Video Issue: Glee and contrivance mark the celebration as YouTube turns five

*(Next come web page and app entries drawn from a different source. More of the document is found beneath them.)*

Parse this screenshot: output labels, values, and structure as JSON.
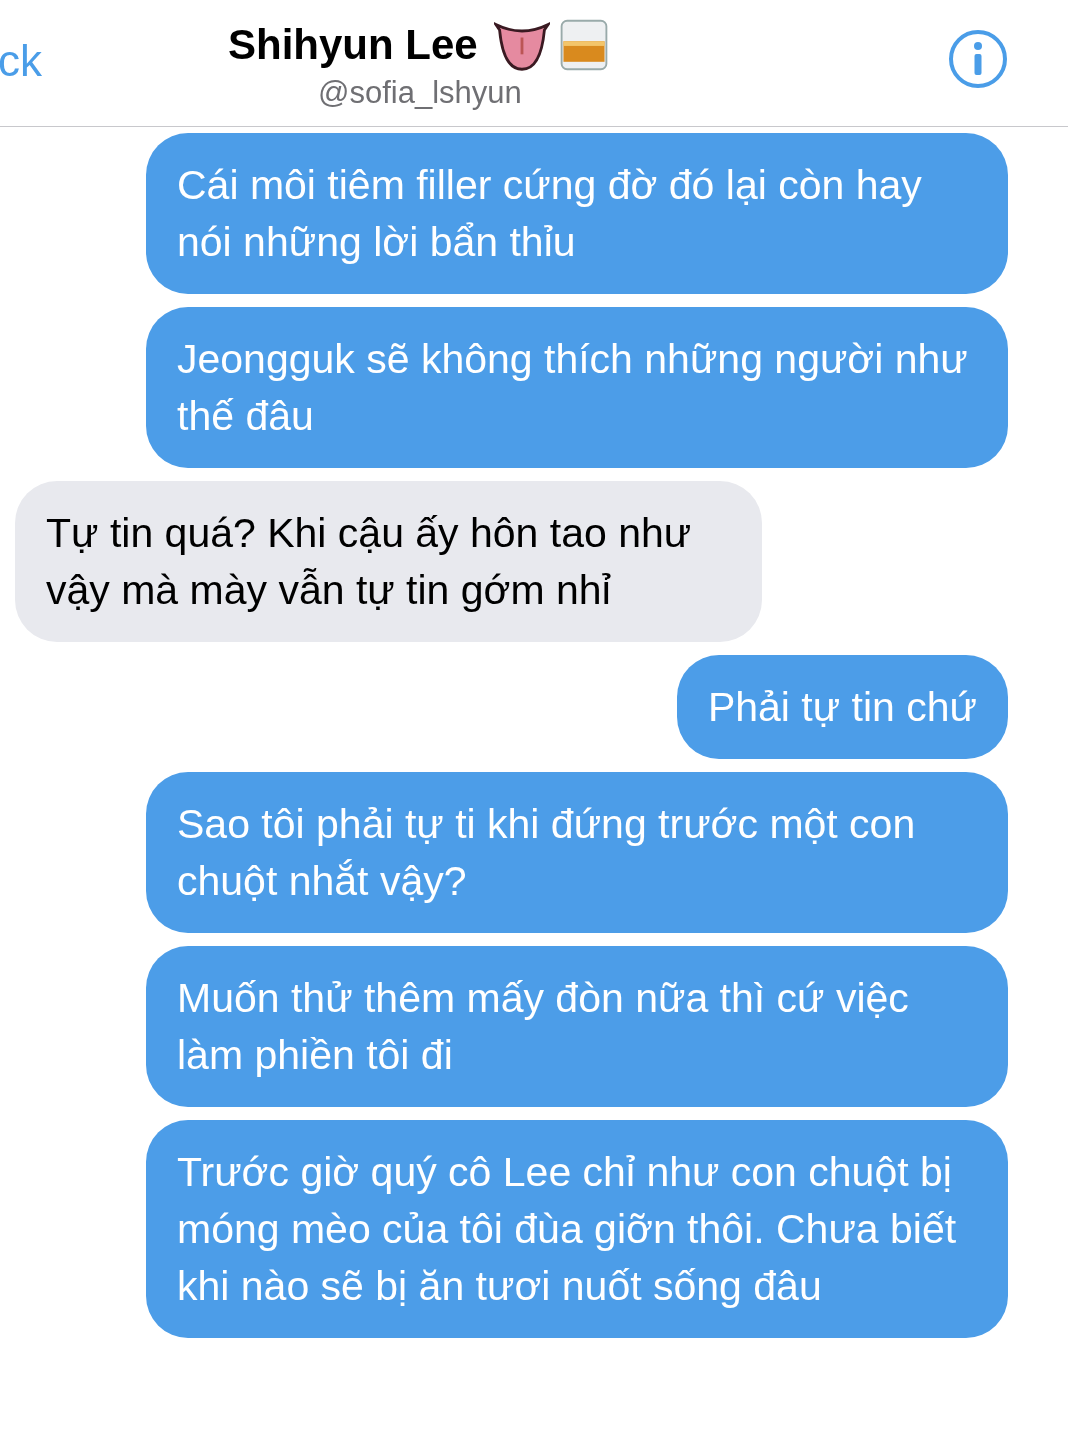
{
  "header": {
    "back": "ck",
    "title": "Shihyun Lee",
    "handle": "@sofia_lshyun"
  },
  "messages": [
    {
      "kind": "sent",
      "text": "Cái môi tiêm filler cứng đờ đó lại còn hay nói những lời bẩn thỉu"
    },
    {
      "kind": "sent",
      "text": "Jeongguk sẽ không thích những người như thế đâu"
    },
    {
      "kind": "received",
      "text": "Tự tin quá? Khi cậu ấy hôn tao như vậy mà mày vẫn tự tin gớm nhỉ"
    },
    {
      "kind": "sent",
      "text": "Phải tự tin chứ"
    },
    {
      "kind": "sent",
      "text": "Sao tôi phải tự ti khi đứng trước một con chuột nhắt vậy?"
    },
    {
      "kind": "sent",
      "text": "Muốn thử thêm mấy đòn nữa thì cứ việc làm phiền tôi đi"
    },
    {
      "kind": "sent",
      "text": "Trước giờ quý cô Lee chỉ như con chuột bị móng mèo của tôi đùa giỡn thôi. Chưa biết khi nào sẽ bị ăn tươi nuốt sống đâu"
    }
  ]
}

Jonnie's mannerisms and delivery seem too perfect and canny a distillation of the kind of fan performances that now comprise one of YouTube's most prolific genres – a style of performance that, thanks to someone like Chris Crocker, has become codified in certain ways. Both Crocker and Jonnie are naturals at hiding their deep self-awareness of what they're doing. But Crocker's accumulated performance of "Chris Crocker" came out of the offline hell of being young, gay, and irrepressibly femme in a small, Southern town (memorably dubbed "Real Bitch Island"). I don't know much about Jonnie's life, except that for someone who's only just getting started he's already welcoming "business inquiries" on his channel's home page. Slog, the blog of Seattle weekly The Stranger, posted one of Jonnie's videos under the title "Trying to Go Viral," and a clip of Jonnie was used in SkunkPost's satiric video made in the wake of Chance's overnight success, "How to make it big using YouTube in five easy steps." Regardless of who Jonnie actually is, and what exactly it is that he's performing, he is committing one of the venal sins of YouTube: trying too hard.